(Stored entries)
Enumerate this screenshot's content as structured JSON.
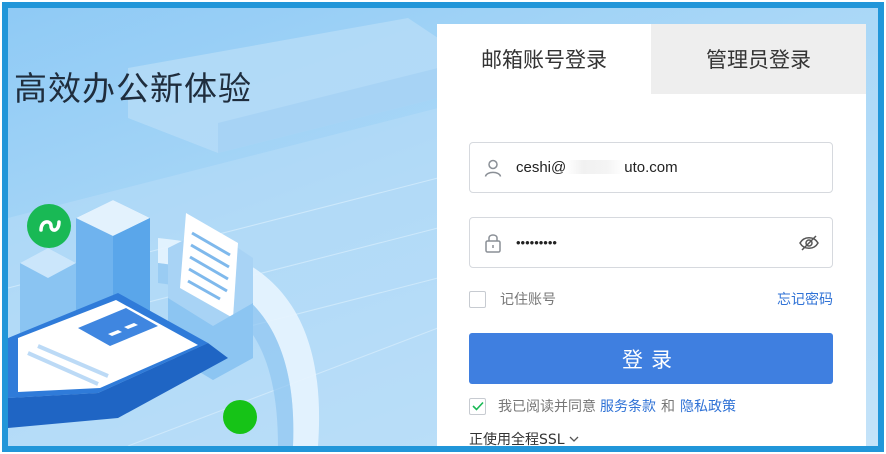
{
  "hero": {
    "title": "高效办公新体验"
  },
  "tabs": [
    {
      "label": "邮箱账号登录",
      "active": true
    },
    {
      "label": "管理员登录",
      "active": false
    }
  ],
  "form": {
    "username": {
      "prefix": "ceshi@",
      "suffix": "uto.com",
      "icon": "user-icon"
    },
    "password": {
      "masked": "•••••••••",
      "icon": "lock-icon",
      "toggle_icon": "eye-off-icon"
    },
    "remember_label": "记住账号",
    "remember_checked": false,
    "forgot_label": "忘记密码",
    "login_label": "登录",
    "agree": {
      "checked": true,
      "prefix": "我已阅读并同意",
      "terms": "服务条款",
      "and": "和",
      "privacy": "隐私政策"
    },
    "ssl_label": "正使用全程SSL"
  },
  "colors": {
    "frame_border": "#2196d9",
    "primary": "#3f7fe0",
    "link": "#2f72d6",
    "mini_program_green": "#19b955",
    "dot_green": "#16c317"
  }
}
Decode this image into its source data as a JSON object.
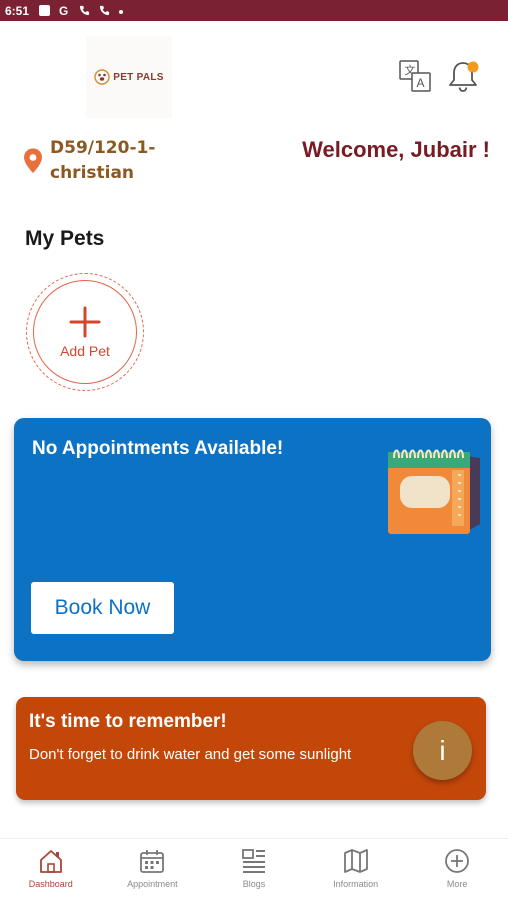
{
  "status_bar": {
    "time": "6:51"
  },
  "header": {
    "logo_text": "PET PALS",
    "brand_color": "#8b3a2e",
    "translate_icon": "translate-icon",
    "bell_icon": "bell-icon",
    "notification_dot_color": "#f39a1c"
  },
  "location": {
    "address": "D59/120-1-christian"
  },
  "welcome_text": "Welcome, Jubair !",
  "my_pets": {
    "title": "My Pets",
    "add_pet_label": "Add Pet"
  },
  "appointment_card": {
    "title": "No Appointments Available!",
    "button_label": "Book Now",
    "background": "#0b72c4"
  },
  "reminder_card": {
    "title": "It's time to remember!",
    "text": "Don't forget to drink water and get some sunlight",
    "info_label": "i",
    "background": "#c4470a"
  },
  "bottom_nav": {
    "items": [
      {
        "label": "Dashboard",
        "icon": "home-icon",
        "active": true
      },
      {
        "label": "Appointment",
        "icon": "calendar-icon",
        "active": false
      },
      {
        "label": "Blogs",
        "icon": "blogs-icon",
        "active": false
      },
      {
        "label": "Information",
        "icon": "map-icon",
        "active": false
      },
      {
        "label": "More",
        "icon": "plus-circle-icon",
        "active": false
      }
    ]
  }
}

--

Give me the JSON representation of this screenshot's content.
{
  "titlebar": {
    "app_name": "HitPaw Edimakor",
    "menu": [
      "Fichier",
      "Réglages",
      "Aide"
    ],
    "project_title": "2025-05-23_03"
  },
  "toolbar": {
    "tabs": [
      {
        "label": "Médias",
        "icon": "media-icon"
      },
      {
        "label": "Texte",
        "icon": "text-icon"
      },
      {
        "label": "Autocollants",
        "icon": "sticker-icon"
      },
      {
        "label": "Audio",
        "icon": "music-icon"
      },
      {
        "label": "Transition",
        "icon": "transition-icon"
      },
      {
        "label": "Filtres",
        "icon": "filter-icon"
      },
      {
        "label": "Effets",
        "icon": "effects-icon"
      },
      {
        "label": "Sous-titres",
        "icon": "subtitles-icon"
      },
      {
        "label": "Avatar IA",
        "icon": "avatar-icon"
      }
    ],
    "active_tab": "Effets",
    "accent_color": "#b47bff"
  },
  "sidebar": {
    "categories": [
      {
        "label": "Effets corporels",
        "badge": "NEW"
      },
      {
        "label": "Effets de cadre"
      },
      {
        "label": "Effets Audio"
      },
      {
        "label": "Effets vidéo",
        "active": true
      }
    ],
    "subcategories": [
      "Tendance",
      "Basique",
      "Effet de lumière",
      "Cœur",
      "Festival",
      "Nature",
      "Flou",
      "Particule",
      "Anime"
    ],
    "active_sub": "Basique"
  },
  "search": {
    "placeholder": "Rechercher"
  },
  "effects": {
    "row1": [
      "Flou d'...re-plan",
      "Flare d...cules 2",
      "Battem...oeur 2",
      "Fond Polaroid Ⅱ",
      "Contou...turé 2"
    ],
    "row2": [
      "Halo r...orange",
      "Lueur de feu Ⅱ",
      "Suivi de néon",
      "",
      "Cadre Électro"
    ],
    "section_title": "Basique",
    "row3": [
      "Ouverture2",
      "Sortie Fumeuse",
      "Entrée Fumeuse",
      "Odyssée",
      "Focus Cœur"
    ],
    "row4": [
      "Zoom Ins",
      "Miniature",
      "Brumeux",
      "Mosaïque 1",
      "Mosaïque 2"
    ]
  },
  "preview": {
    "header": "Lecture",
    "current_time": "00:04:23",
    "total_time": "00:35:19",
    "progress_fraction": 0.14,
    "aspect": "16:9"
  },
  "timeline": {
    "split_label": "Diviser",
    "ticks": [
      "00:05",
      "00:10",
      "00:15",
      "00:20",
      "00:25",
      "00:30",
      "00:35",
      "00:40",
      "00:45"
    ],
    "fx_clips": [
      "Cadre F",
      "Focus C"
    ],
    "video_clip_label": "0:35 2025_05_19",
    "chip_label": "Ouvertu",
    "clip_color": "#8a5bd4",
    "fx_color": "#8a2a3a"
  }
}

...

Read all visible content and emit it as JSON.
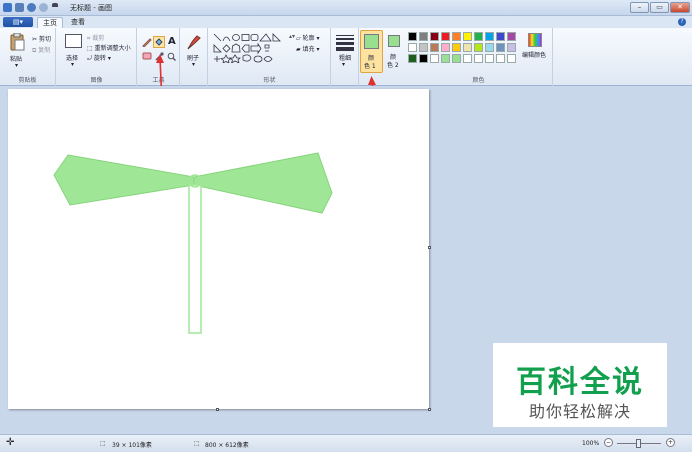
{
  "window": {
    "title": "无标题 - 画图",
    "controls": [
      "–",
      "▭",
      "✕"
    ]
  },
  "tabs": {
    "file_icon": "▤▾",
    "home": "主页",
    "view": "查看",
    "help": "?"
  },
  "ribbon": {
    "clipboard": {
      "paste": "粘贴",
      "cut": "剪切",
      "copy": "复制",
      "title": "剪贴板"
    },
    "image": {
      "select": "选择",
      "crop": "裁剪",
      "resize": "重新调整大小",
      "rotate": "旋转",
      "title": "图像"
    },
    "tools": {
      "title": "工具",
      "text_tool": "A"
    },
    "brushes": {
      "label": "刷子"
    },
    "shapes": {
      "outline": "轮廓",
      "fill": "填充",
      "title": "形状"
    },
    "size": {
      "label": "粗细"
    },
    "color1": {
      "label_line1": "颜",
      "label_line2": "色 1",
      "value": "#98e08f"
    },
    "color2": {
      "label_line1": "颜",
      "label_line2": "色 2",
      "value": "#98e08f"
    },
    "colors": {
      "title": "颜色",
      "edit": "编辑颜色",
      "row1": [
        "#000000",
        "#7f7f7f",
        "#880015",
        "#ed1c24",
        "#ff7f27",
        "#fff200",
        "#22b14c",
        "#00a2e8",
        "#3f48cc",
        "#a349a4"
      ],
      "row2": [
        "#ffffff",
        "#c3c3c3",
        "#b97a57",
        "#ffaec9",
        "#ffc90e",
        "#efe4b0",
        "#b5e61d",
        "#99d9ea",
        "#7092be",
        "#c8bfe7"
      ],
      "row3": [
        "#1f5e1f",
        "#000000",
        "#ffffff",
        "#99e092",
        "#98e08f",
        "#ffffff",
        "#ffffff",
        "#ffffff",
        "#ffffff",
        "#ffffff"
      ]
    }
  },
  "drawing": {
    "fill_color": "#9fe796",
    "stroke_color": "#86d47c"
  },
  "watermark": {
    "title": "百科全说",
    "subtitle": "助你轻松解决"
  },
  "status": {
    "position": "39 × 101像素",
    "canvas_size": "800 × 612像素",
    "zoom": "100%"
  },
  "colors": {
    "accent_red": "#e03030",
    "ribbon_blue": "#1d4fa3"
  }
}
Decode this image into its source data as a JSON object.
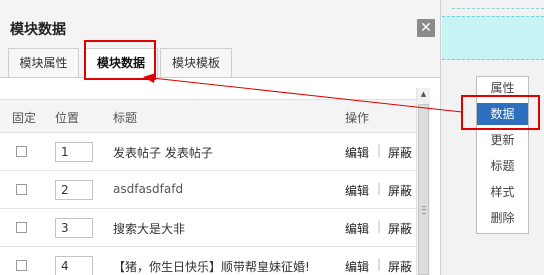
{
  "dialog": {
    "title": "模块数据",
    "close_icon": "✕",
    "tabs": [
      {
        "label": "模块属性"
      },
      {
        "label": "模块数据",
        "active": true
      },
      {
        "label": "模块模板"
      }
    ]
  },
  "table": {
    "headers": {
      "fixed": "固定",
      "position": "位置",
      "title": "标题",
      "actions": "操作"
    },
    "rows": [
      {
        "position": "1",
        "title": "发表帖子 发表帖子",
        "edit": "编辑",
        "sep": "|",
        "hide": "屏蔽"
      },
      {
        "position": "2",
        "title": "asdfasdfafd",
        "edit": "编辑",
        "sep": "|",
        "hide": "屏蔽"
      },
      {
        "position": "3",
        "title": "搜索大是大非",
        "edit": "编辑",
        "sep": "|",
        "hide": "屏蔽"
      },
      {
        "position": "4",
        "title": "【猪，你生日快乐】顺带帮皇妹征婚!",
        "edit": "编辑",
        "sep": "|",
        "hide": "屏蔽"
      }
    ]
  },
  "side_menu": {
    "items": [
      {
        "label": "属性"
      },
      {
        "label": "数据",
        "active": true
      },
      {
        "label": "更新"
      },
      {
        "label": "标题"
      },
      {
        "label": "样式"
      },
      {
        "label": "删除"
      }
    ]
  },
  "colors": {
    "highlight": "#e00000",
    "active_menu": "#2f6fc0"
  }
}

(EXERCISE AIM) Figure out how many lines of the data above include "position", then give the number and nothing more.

(EXPECTED ANSWER) 6